Lawmakers concerned by US social media monitoring

Feb 17, 2012 by Chris Lefkow

US lawmakers expressed concern on Thursday over the monitoring of social networking sites such as Facebook and Twitter by the Department of Homeland Security.

Department officials defended the practice, meanwhile, at a congressional hearing, saying they monitor mostly for "situational awareness" about breaking news events and adhere to strict privacy guidelines.

Representative Patrick Meehan, the chairman of the House Subcommittee on Counterterrorism and Intelligence, said he backs "intelligence collection within the rules of law" but has free speech concerns.

"In my view, collecting, analyzing, and disseminating private citizens' comments could have a chilling effect on individual's privacy rights and people's and dissent against their government," Meehan said.

"I fully recognize that if an individual willingly uses Facebook, , or the comments section of a newspaper website, they in effect forfeit their right to an expectation of privacy," the Republican from Pennsylvania said.

"However, other private individuals reading your is different than the Department of Homeland Security reading them, analyzing them and possibly disseminating and collecting them for future purposes," he said.

Representative Jackie Speier, a Democrat from California, said she was disturbed by of social media for reaction to government policies or programs and that it should not be a "political operation."

Richard Chavez, the director of Homeland Security's Office of Operations Coordination and Planning, told the committee that the monitoring program was not being used for that purpose.

"I am not aware of any information we have gathered on government proposals," he said.

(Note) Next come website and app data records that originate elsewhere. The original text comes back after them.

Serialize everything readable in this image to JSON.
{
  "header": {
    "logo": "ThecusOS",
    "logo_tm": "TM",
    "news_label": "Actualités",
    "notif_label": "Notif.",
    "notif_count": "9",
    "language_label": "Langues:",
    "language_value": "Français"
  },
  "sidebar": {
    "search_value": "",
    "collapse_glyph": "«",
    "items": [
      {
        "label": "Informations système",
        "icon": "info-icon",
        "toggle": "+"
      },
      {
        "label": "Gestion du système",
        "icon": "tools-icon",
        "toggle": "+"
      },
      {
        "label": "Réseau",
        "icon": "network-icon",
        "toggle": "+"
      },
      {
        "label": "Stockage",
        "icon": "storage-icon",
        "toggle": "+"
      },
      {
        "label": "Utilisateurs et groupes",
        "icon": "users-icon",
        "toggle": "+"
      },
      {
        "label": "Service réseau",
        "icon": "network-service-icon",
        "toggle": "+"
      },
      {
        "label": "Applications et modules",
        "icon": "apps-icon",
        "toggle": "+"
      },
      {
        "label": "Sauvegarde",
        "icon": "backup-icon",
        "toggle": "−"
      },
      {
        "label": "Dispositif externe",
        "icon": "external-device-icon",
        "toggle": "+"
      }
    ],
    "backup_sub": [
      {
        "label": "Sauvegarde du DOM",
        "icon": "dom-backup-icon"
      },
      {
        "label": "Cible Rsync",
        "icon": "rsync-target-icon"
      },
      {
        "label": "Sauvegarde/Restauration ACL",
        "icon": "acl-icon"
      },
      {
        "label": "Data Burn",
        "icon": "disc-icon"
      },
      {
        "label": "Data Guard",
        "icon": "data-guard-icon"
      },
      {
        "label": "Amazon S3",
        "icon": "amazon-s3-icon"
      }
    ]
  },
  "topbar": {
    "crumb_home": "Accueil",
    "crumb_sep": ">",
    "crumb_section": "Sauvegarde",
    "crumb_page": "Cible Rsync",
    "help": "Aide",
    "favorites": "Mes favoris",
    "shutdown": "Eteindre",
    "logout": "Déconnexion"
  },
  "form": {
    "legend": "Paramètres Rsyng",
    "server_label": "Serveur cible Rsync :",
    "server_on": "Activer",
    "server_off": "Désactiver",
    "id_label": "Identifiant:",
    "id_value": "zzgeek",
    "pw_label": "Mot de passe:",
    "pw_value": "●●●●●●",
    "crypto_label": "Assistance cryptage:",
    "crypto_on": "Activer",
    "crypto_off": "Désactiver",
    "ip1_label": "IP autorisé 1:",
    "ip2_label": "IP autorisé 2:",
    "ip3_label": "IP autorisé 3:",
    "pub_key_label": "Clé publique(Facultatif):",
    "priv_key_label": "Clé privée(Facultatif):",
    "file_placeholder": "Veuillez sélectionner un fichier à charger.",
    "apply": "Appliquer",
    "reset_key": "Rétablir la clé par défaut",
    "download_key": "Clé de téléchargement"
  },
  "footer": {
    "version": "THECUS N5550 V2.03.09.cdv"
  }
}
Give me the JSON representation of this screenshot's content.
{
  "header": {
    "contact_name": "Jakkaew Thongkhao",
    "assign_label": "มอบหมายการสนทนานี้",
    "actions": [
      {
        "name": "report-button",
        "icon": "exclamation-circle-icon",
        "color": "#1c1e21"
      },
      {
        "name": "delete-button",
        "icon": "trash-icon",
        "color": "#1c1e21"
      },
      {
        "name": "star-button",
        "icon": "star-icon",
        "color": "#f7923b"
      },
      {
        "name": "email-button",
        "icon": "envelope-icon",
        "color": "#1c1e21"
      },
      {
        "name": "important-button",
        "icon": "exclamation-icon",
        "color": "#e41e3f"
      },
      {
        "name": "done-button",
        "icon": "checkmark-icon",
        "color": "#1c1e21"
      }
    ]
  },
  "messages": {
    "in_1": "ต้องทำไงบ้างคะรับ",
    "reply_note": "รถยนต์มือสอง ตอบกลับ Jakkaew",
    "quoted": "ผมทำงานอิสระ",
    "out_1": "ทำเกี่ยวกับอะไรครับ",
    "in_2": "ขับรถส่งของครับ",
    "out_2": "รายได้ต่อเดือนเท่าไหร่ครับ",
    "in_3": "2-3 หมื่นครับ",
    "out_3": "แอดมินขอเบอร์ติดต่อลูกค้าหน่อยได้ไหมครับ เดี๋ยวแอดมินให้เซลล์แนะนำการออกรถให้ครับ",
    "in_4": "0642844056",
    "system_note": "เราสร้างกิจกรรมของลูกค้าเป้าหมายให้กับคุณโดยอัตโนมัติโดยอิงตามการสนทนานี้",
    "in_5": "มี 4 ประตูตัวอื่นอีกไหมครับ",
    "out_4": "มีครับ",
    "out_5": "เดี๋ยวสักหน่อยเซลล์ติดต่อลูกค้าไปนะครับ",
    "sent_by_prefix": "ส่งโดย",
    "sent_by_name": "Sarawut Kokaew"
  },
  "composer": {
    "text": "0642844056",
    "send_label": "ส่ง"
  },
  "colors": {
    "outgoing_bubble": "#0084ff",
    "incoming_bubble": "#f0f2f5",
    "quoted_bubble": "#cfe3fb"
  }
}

The monitoring of social media by Homeland Security came to light following a lawsuit filed in December by the Information Center. It is being carried out under an $11 million contract with General Dynamics.

Mary Ellen Callahan, Homeland Security's chief privacy officer, told the committee that strict protections for privacy and civil liberties have been built into the program.

"If you can't do it offline, you can't do it online," Callahan said.

"We don't collect information on individuals," she said. "We do not monitor them.

"But individuals may be the first person at the scene," she said. "They may go and report there's been a train derailment in Michigan."

Chavez said the monitoring was of "keywords associated with events" such as natural disasters and potential security threats but not of individuals.

The is not the only US government agency interested in mining social media.

The Federal Bureau of Investigation asked information technology contractors last month about the feasibility of building a similar monitoring tool.

The FBI said it is seeking an "open source and social media alert, mapping and analysis application solution" for its Strategic Information and Operations Center (SIOC).

"Social media has become a primary source of intelligence because it has become the premier first response to key events and the primal alert to possible developing situations," the January 19 request from the FBI said.

The FBI said the tool "must have the ability to rapidly assemble critical open source information and intelligence that will allow SIOC to quickly vet, identity, and geo-locate breaking events, incidents and emerging threats."

Explore further: Startups offer banking for smartphone users

add to favorites email to friend print save as pdf

Related Stories

Homeland Security and spy agency to work together

Oct 14, 2010

(AP) -- Computer experts at the secretive National Security Agency are teaming up with the Homeland Security Department in an effort to strengthen the nation's defenses against cyber attacks.

US wants privacy in new cyber security system

Jul 03, 2009

(AP) -- The Obama administration is moving cautiously on a new pilot program that would both detect and stop cyber attacks against government computers, while trying to ensure citizen privacy protections.

US cybersecurity efforts trigger privacy concerns

Jan 27, 2012

(AP) -- The federal government's plan to expand computer security protections into critical parts of private industry is raising concerns that the move will threaten Americans' civil liberties.

Recommended for you

Startups offer banking for smartphone users

11 hours ago

The latest banks are small enough to fit in the palm of your hand. Startups, such as Moven and Simple, offer banking that's designed specifically for smartphones, enabling users to track their spending on the go. Some things ...

'SwaziLeaks' looks to shake up jet-setting monarchy

Aug 29, 2014

As WikiLeaks founder Julian Assange prepares to end a two-year forced stay at Ecuador's London embassy, he may take comfort in knowing he inspired resistance to secrecy in places as far away as Swaziland.

Ecuador heralds digital currency plans (Update)

Aug 29, 2014

Ecuador is planning to create what it calls the world's first digital currency issued by a central bank, which some analysts believe could be a first step toward abandoning the country's existing currency, ...

WEF unveils 'crowdsourcing' push on how to run the Web

Aug 28, 2014

The World Economic Forum unveiled a project on Thursday aimed at connecting governments, businesses, academia, technicians and civil society worldwide to brainstorm the best ways to govern the Internet.

User comments : 0